About this task. Return all of the records below verbatim.

Record set.

***

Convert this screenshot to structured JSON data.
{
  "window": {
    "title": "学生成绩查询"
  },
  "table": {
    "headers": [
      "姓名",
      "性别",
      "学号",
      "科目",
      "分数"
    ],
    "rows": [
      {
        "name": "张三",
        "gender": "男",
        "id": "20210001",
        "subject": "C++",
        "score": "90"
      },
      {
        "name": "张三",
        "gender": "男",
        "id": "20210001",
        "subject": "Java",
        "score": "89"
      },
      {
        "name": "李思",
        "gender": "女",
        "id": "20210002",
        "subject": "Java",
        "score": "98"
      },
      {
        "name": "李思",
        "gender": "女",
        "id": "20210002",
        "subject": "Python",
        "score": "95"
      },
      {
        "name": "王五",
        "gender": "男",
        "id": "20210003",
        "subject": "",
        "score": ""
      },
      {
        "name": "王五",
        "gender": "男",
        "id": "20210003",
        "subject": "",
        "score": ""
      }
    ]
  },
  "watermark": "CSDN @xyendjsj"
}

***

Expected answer.
Convert this screenshot to structured JSON data.
{
  "window": {
    "title": "学生成绩查询"
  },
  "table": {
    "headers": [
      "姓名",
      "性别",
      "学号",
      "科目",
      "分数"
    ],
    "rows": [
      {
        "name": "张三",
        "gender": "男",
        "id": "20210001",
        "subject": "C++",
        "score": "90"
      },
      {
        "name": "张三",
        "gender": "男",
        "id": "20210001",
        "subject": "Java",
        "score": "89"
      },
      {
        "name": "李思",
        "gender": "女",
        "id": "20210002",
        "subject": "Java",
        "score": "98"
      },
      {
        "name": "李思",
        "gender": "女",
        "id": "20210002",
        "subject": "Python",
        "score": "95"
      },
      {
        "name": "王五",
        "gender": "男",
        "id": "20210003",
        "subject": "",
        "score": ""
      },
      {
        "name": "王五",
        "gender": "男",
        "id": "20210003",
        "subject": "",
        "score": ""
      }
    ]
  },
  "watermark": "CSDN @xyendjsj"
}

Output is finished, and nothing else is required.